# The data

◇ ◇ ◇ ◇

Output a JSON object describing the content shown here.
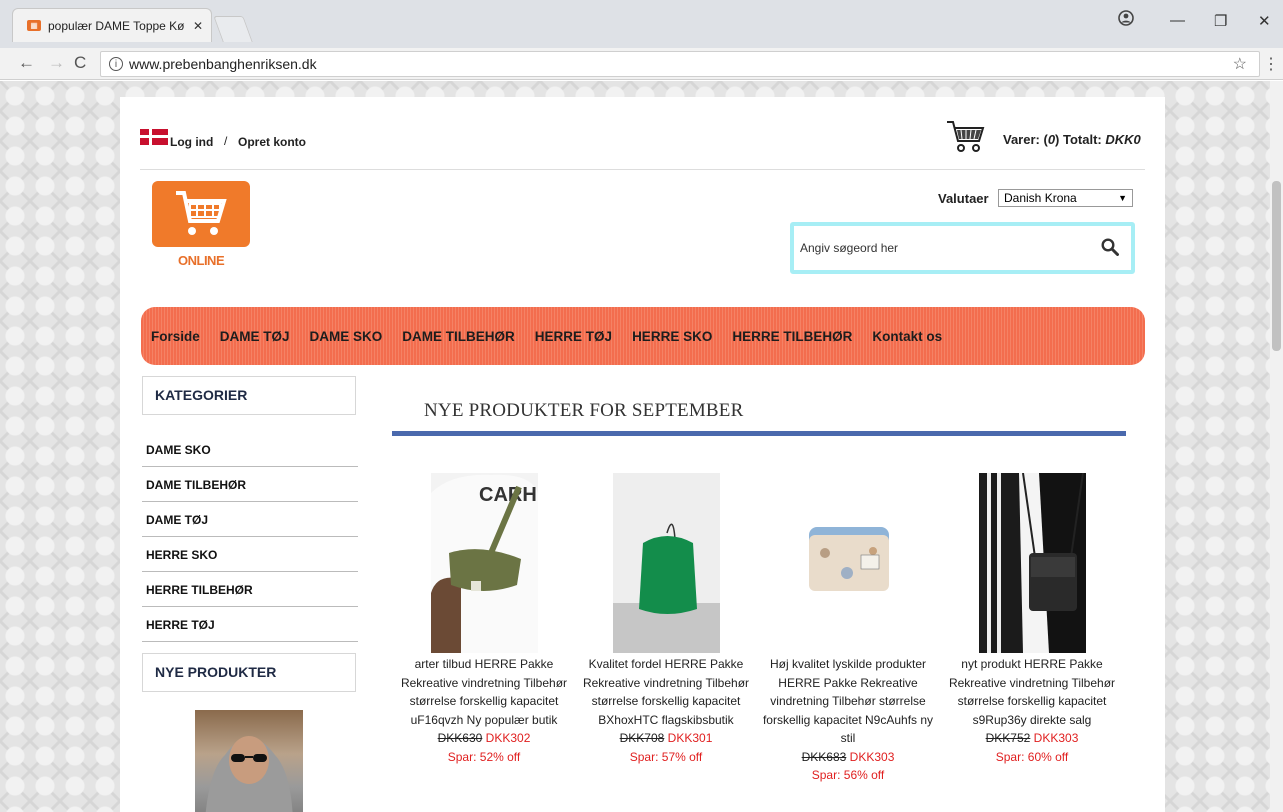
{
  "browser": {
    "tab_title": "populær DAME Toppe Kø",
    "url": "www.prebenbanghenriksen.dk"
  },
  "header": {
    "login": "Log ind",
    "separator": "/",
    "register": "Opret konto",
    "cart_prefix": "Varer: (",
    "cart_count": "0",
    "cart_mid": ") Totalt: ",
    "cart_total": "DKK0",
    "currency_label": "Valutaer",
    "currency_value": "Danish Krona",
    "search_placeholder": "Angiv søgeord her",
    "logo_text": "ONLINE"
  },
  "nav": [
    "Forside",
    "DAME TØJ",
    "DAME SKO",
    "DAME TILBEHØR",
    "HERRE TØJ",
    "HERRE SKO",
    "HERRE TILBEHØR",
    "Kontakt os"
  ],
  "sidebar": {
    "categories_title": "KATEGORIER",
    "categories": [
      "DAME SKO",
      "DAME TILBEHØR",
      "DAME TØJ",
      "HERRE SKO",
      "HERRE TILBEHØR",
      "HERRE TØJ"
    ],
    "new_products_title": "NYE PRODUKTER"
  },
  "main": {
    "title": "NYE PRODUKTER FOR SEPTEMBER",
    "products": [
      {
        "lines": [
          "arter tilbud HERRE Pakke",
          "Rekreative vindretning Tilbehør",
          "størrelse forskellig kapacitet",
          "uF16qvzh Ny populær butik"
        ],
        "old_price": "DKK630",
        "new_price": "DKK302",
        "save": "Spar: 52% off"
      },
      {
        "lines": [
          "Kvalitet fordel HERRE Pakke",
          "Rekreative vindretning Tilbehør",
          "størrelse forskellig kapacitet",
          "BXhoxHTC flagskibsbutik"
        ],
        "old_price": "DKK708",
        "new_price": "DKK301",
        "save": "Spar: 57% off"
      },
      {
        "lines": [
          "Høj kvalitet lyskilde produkter",
          "HERRE Pakke Rekreative",
          "vindretning Tilbehør størrelse",
          "forskellig kapacitet N9cAuhfs ny",
          "stil"
        ],
        "old_price": "DKK683",
        "new_price": "DKK303",
        "save": "Spar: 56% off"
      },
      {
        "lines": [
          "nyt produkt HERRE Pakke",
          "Rekreative vindretning Tilbehør",
          "størrelse forskellig kapacitet",
          "s9Rup36y direkte salg"
        ],
        "old_price": "DKK752",
        "new_price": "DKK303",
        "save": "Spar: 60% off"
      }
    ]
  },
  "colors": {
    "nav_bg": "#f36d4e",
    "accent_blue": "#4a69ad",
    "price_red": "#e01f1f",
    "search_border": "#a7eef5",
    "logo_orange": "#f07a2a"
  }
}
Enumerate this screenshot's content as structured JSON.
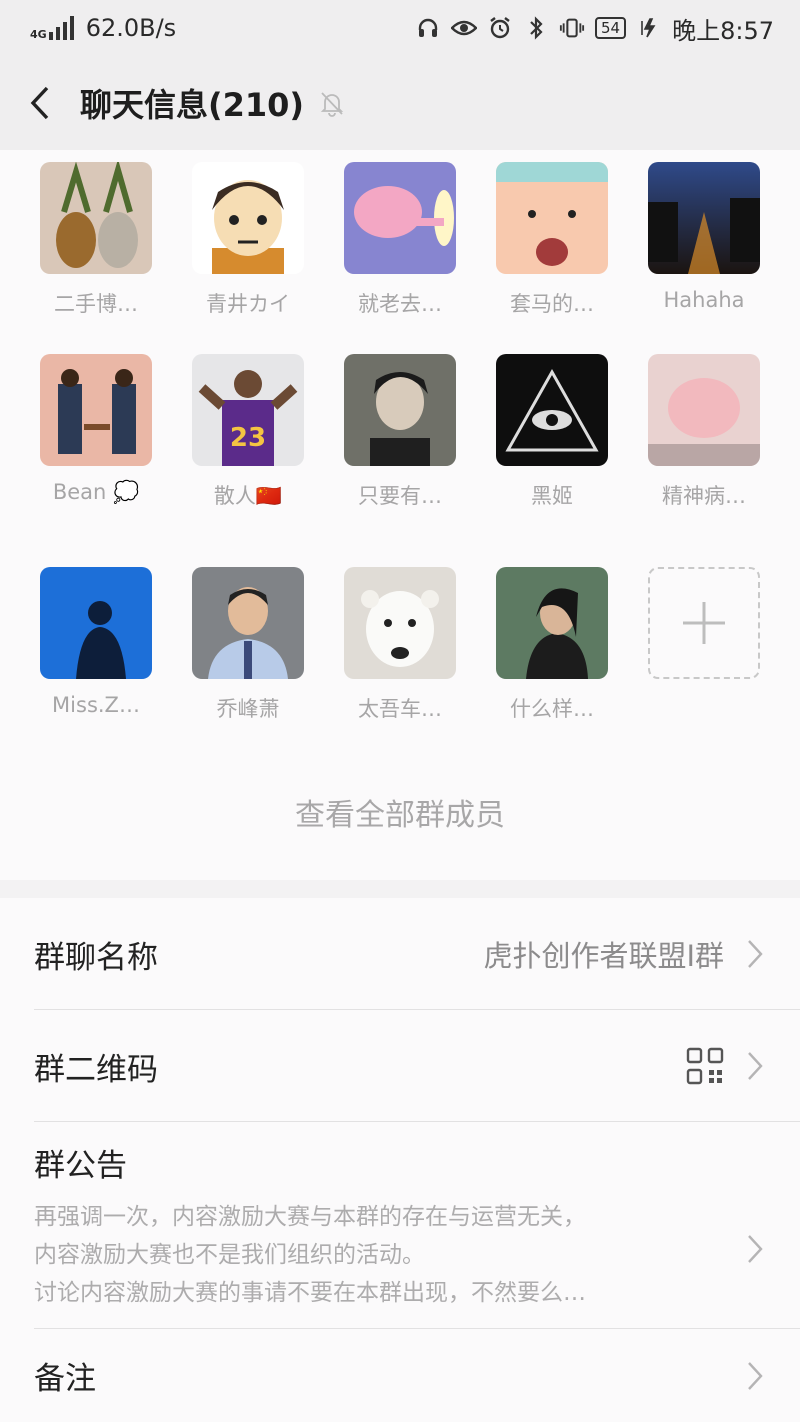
{
  "status_bar": {
    "network_type": "4G",
    "speed": "62.0B/s",
    "battery": "54",
    "time": "晚上8:57"
  },
  "header": {
    "title": "聊天信息(210)",
    "back_icon": "chevron-left-icon",
    "mute_icon": "bell-off-icon"
  },
  "members": [
    {
      "name": "二手博…",
      "avatar": "pineapple"
    },
    {
      "name": "青井カイ",
      "avatar": "anime-boy"
    },
    {
      "name": "就老去…",
      "avatar": "pink-cartoon"
    },
    {
      "name": "套马的…",
      "avatar": "cartoon-face"
    },
    {
      "name": "Hahaha",
      "avatar": "night-road"
    },
    {
      "name": "Bean 💭",
      "avatar": "two-men"
    },
    {
      "name": "散人🇨🇳",
      "avatar": "basketball-player"
    },
    {
      "name": "只要有…",
      "avatar": "young-man"
    },
    {
      "name": "黑姬",
      "avatar": "eye-triangle"
    },
    {
      "name": "精神病…",
      "avatar": "pink-meme"
    },
    {
      "name": "Miss.Z…",
      "avatar": "silhouette-blue"
    },
    {
      "name": "乔峰萧",
      "avatar": "man-portrait"
    },
    {
      "name": "太吾车…",
      "avatar": "polar-bear"
    },
    {
      "name": "什么样…",
      "avatar": "long-hair-man"
    }
  ],
  "view_all": "查看全部群成员",
  "settings": {
    "group_name_label": "群聊名称",
    "group_name_value": "虎扑创作者联盟I群",
    "qr_label": "群二维码",
    "notice_label": "群公告",
    "notice_lines": [
      "再强调一次，内容激励大赛与本群的存在与运营无关，",
      "内容激励大赛也不是我们组织的活动。",
      "讨论内容激励大赛的事请不要在本群出现，不然要么…"
    ],
    "remark_label": "备注"
  },
  "colors": {
    "bar_bg": "#efeeef",
    "panel_bg": "#fbfafb",
    "muted_text": "#a6a5a6"
  }
}
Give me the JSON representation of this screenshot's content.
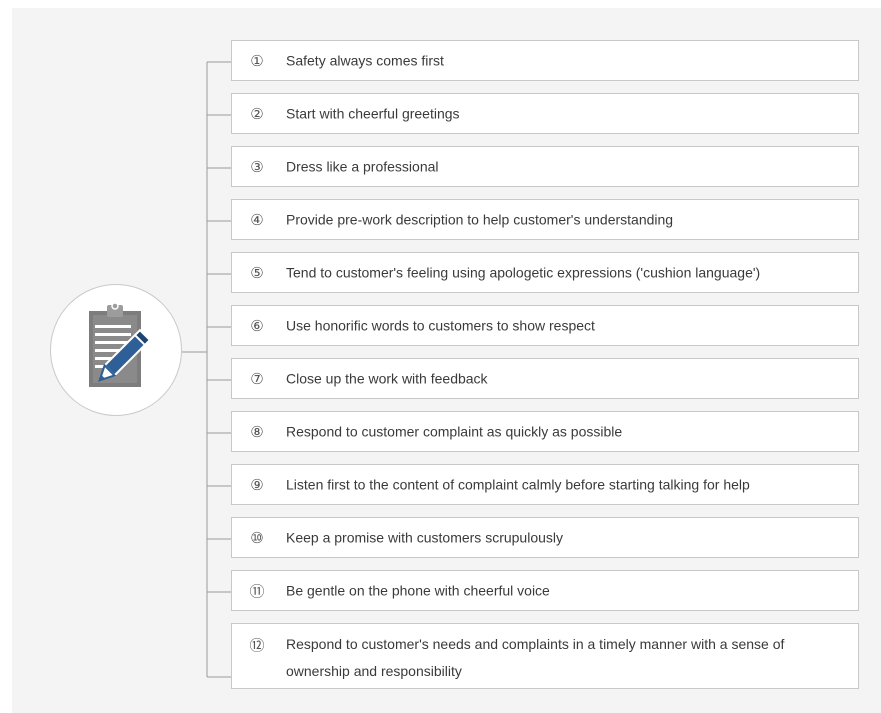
{
  "icon": "clipboard-pencil-icon",
  "colors": {
    "panel_background": "#f4f4f4",
    "box_border": "#c8c8c8",
    "connector": "#9a9a9a",
    "pencil": "#2e5f97"
  },
  "items": [
    {
      "num": "①",
      "text": "Safety always comes first"
    },
    {
      "num": "②",
      "text": "Start with cheerful greetings"
    },
    {
      "num": "③",
      "text": "Dress like a professional"
    },
    {
      "num": "④",
      "text": "Provide pre-work description to help customer's understanding"
    },
    {
      "num": "⑤",
      "text": "Tend to customer's feeling using apologetic expressions ('cushion language')"
    },
    {
      "num": "⑥",
      "text": "Use honorific words to customers to show respect"
    },
    {
      "num": "⑦",
      "text": "Close up the work with feedback"
    },
    {
      "num": "⑧",
      "text": "Respond to customer complaint as quickly as possible"
    },
    {
      "num": "⑨",
      "text": "Listen first to the content of complaint calmly before starting talking for help"
    },
    {
      "num": "⑩",
      "text": "Keep a promise with customers scrupulously"
    },
    {
      "num": "⑪",
      "text": "Be gentle on the phone with cheerful voice"
    },
    {
      "num": "⑫",
      "text": "Respond to customer's needs and complaints in a timely manner with a sense of ownership and responsibility"
    }
  ]
}
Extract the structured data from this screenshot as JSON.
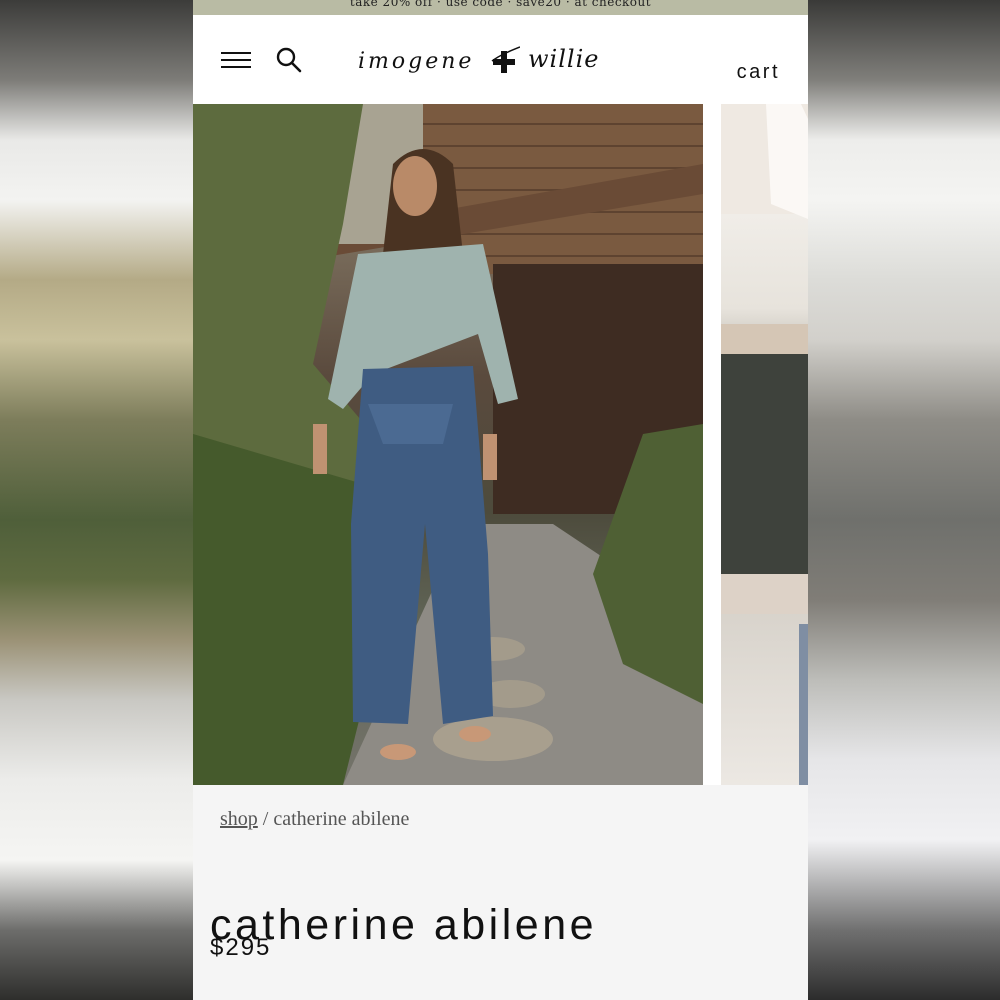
{
  "promo": {
    "text": "take 20% off · use code · save20 · at checkout"
  },
  "header": {
    "logo_left": "imogene",
    "logo_right": "willie",
    "cart_label": "cart"
  },
  "breadcrumb": {
    "shop": "shop",
    "separator": "/",
    "current": "catherine abilene"
  },
  "product": {
    "title": "catherine abilene",
    "price": "$295"
  },
  "icons": [
    "menu-icon",
    "search-icon",
    "plus-logo-icon"
  ]
}
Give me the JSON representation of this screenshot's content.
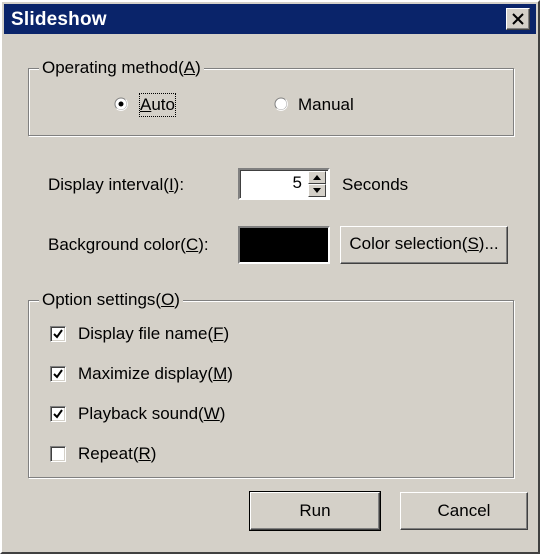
{
  "window": {
    "title": "Slideshow"
  },
  "operating_method": {
    "legend_text": "Operating method(",
    "legend_key": "A",
    "legend_close": ")",
    "options": [
      {
        "label_key": "A",
        "label_rest": "uto",
        "selected": true
      },
      {
        "label_key": "",
        "label_rest": "Manual",
        "selected": false
      }
    ]
  },
  "display_interval": {
    "label_text": "Display interval(",
    "label_key": "I",
    "label_close": "):",
    "value": "5",
    "unit": "Seconds"
  },
  "background_color": {
    "label_text": "Background color(",
    "label_key": "C",
    "label_close": "):",
    "value_color": "#000000",
    "button_text": "Color selection(",
    "button_key": "S",
    "button_close": ")..."
  },
  "option_settings": {
    "legend_text": "Option settings(",
    "legend_key": "O",
    "legend_close": ")",
    "items": [
      {
        "text": "Display file name(",
        "key": "F",
        "close": ")",
        "checked": true
      },
      {
        "text": "Maximize display(",
        "key": "M",
        "close": ")",
        "checked": true
      },
      {
        "text": "Playback sound(",
        "key": "W",
        "close": ")",
        "checked": true
      },
      {
        "text": "Repeat(",
        "key": "R",
        "close": ")",
        "checked": false
      }
    ]
  },
  "buttons": {
    "run": "Run",
    "cancel": "Cancel"
  },
  "colors": {
    "titlebar": "#0a246a",
    "face": "#d4d0c8"
  }
}
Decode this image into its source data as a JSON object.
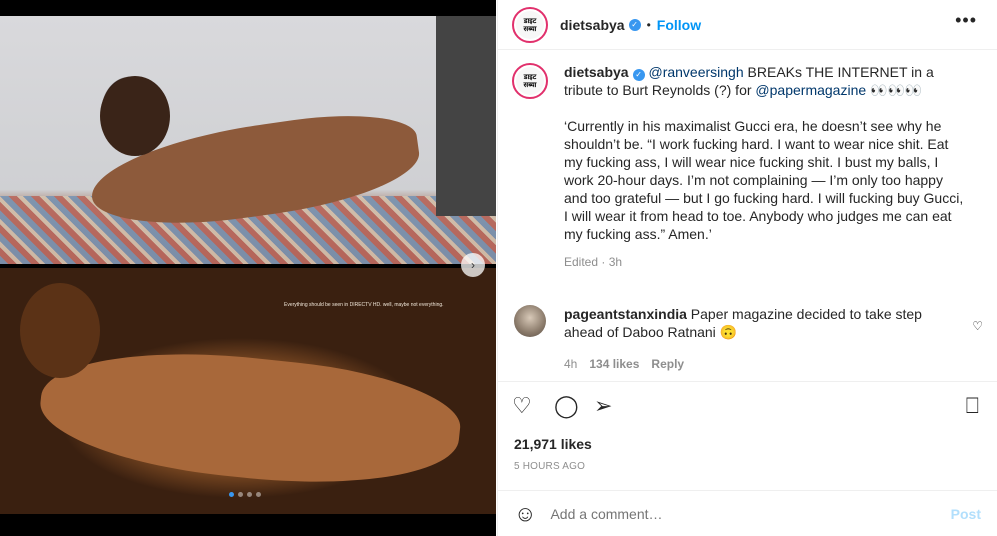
{
  "media": {
    "caption_text": "Everything should be seen in DIRECTV HD.      well, maybe not everything.",
    "next_glyph": "›",
    "dots": [
      true,
      false,
      false,
      false
    ]
  },
  "header": {
    "avatar_text_1": "डाइट",
    "avatar_text_2": "सब्या",
    "username": "dietsabya",
    "separator": "•",
    "follow_label": "Follow",
    "more_glyph": "•••"
  },
  "post": {
    "username": "dietsabya",
    "mention1": "@ranveersingh",
    "text1": " BREAKs THE INTERNET in a tribute to Burt Reynolds (?) for ",
    "mention2": "@papermagazine",
    "emoji": " 👀👀👀",
    "quote": "‘Currently in his maximalist Gucci era, he doesn’t see why he shouldn’t be. “I work fucking hard. I want to wear nice shit. Eat my fucking ass, I will wear nice fucking shit. I bust my balls, I work 20-hour days. I’m not complaining — I’m only too happy and too grateful — but I go fucking hard. I will fucking buy Gucci, I will wear it from head to toe. Anybody who judges me can eat my fucking ass.” Amen.’",
    "meta": "Edited · 3h"
  },
  "comment": {
    "username": "pageantstanxindia",
    "text": " Paper magazine decided to take step ahead of Daboo Ratnani 🙃",
    "time": "4h",
    "likes": "134 likes",
    "reply": "Reply"
  },
  "actions": {
    "likes": "21,971 likes",
    "time": "5 HOURS AGO"
  },
  "add_comment": {
    "placeholder": "Add a comment…",
    "post_label": "Post"
  }
}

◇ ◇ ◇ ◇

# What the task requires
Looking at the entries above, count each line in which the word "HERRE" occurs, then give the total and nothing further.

# Task solution
10